Perhaps I’ll make a second trip on January 22, when they’ll be hosting—I kid you not—the First Pigeon Forge Professional Ice Carving Competition.  I can’t think of a more appropriate way to commemorate the deaths of 1,517 people than by carting in a bunch of chainsaw-wielding artisans to fashion decorative shapes out of the very same substance that killed them.  Can you?

You’ll want to come back to Pigeon Forge in the spring so you can be first in line to buy tickets for the upcoming “Hatfield & McCoy Dinner Feud and Stunt Show.”  Now, maybe you’re thinking that a dinner theater/stunt show isn’t the best way to teach history.  Well, think again.  The visionaries behind this enterprise are making cultural edification a top priority:

The new production is scheduled to open in early Spring of next year, and will be loosely based on the true story of the famous Hatfield and McCoy feud.  The audience will be divided into the Hatfield and McCoy families by special seating areas.  The show will extend throughout the theater as the audience participates in the good natured rivalry.  Dangerous and comical stunts will be performed throughout the show to add a special excitement.  Singers, dancers, actors, musicians and specially trained stunt people will round out the cast.  As with all Fee/Hedrick shows, this new show will have a family friendly atmosphere with a focus on fun.

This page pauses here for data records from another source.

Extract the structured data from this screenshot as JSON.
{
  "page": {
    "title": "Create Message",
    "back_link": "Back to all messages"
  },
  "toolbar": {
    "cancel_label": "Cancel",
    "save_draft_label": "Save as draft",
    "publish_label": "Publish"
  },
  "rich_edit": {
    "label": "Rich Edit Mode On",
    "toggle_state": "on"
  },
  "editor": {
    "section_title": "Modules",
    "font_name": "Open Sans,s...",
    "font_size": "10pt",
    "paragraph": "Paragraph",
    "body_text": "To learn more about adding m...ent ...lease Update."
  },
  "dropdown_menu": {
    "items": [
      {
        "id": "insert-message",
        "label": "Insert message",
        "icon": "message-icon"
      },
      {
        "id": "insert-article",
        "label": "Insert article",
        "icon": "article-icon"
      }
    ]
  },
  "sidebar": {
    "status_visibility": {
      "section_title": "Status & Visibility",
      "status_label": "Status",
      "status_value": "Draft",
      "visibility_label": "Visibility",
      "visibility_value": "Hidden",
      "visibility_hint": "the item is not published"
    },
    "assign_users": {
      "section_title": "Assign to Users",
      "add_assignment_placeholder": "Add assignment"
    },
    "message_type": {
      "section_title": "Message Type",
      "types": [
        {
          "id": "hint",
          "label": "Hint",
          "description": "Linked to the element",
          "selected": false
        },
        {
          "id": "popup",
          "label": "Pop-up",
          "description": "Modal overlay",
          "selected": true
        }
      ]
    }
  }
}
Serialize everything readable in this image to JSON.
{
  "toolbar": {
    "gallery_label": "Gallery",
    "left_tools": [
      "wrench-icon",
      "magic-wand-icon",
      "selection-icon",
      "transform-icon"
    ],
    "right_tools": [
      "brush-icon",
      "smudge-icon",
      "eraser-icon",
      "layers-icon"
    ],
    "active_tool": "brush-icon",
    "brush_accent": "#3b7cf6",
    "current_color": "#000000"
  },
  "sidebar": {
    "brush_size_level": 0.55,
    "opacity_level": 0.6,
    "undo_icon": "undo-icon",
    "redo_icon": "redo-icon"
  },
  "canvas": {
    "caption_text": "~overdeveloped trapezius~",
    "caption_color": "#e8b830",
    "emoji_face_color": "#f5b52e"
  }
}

“Our area is rich with Appalachian heritage,” said theater co-owner David Fee.  “Mountain clans were a way of life here, and this show will showcase all that’s great about them!”

And just what is it that’s so great about mountain clans?  Well, being a native Appalachian myself, I can personally attest that “dangerous and comical stunts” are right at the top of the list.  Indeed, when my family gets together for any special occasion, we make a special point to engage in as many dangerous and comical stunts as possible.  Last Thanksgiving, for example, after we had all eaten our fill and hanged a member of the opposing clan with which we were feuding at the time, everyone adjourned to the backyard to watch as I climbed to the roof of my uncle’s house and (wearing nothing but a pair of leopard-skin underpants and a gigantic foam Yosemite Sam hat) shoved a fistful of lit bottle rockets into each nostril, took a running start, and leaped off into a kiddie pool filled entirely with creamed corn.

But I digress.  The news item continues:

The building, will undergo a multi-million dollar renovation and transform in appearance into two neighboring hillbilly style mountain homes complete with a decorative moonshine still and barnyard animal areas.  The theater lobby will also feature the largest moonshine still in the world – soon to be verified by the Guinness Book of World Records.  “The Moonshine Still will be an interactive learning center that highlights the history of the mountain people, but interjected with lots of humor”, says Hedrick. “Our customers will have a better understanding of everyday life back in the hills, while making them laugh at the same time!”

It’s no secret that negative Appalachian stereotypes and historical misperceptions are a ubiquitous problem, but the best way to inculcate an appreciation for the rich, subtle past of the mountain region is to have a feuding-themed theatrical production and then decorate the lobby with the biggest frocking moonshine still you can find.

My history buff nerve endings are just buzzing with anticipation.


Filed under Appalachian History, History and Memory